The Federal Trade Commission finalized a new rule it says is aimed at preventing scams in the vehicle-shopping process, but an industry advocacy group says the measure will simply needlessly burden auto dealers.
The Combating Auto Retail Scams, or CARS, is scheduled to take effect on July 30 of next year, though the National Automobile Dealers Association said it will still try to prevent that from happening.
The FTC says the rule is intended to protect consumers from what are known as bait-and-switch tactics and hidden junk fees.

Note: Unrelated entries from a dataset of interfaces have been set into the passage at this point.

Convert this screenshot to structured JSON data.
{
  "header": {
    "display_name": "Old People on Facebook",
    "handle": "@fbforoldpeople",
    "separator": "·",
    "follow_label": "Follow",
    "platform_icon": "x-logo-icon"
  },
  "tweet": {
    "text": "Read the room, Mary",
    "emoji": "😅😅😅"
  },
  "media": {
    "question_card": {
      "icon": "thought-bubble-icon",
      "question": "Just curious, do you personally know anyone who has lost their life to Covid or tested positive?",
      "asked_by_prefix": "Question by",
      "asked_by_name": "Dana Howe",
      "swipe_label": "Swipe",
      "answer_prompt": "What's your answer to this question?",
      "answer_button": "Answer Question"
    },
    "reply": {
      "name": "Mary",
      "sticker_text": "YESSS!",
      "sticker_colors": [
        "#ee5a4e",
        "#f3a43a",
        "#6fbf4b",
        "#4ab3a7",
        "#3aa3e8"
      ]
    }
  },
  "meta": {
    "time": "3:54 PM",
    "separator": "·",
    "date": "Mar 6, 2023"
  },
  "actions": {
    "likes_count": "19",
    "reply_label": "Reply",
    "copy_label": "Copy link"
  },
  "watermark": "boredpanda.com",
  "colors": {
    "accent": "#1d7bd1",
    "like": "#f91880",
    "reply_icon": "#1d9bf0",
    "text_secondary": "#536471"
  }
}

It says the new rule could save U.S. vehicle shoppers more than $3.4 billion and some 72 million hours a year in the shopping process.
The agency issued guidance for auto dealers to comply with the rule that includes a website covering frequently asked questions.
NADA says the rule addresses already illegal activities and will only serve to lengthen the car sales process with its additional disclosures and complexity.
“The FTC made up data to support its claims, then rejected calls to slow down the process and test the effectiveness of its proposal with real consumers,” said NADA President and CEO Mike Stanton in a statement. “We are exploring all options on how to keep this ill-conceived rule from taking effect.”
NADA filed arguments against the rule after it was proposed in June 2022. It cites on its website a Center for Automotive Research study that estimates it would result in each dealership incurring median upfront compliance costs of about $47,000, or about $2.2 billion as a retail industry nationally.
NADA created a video explaining the rule's implications for dealers.
Originally posted on Auto Dealer Today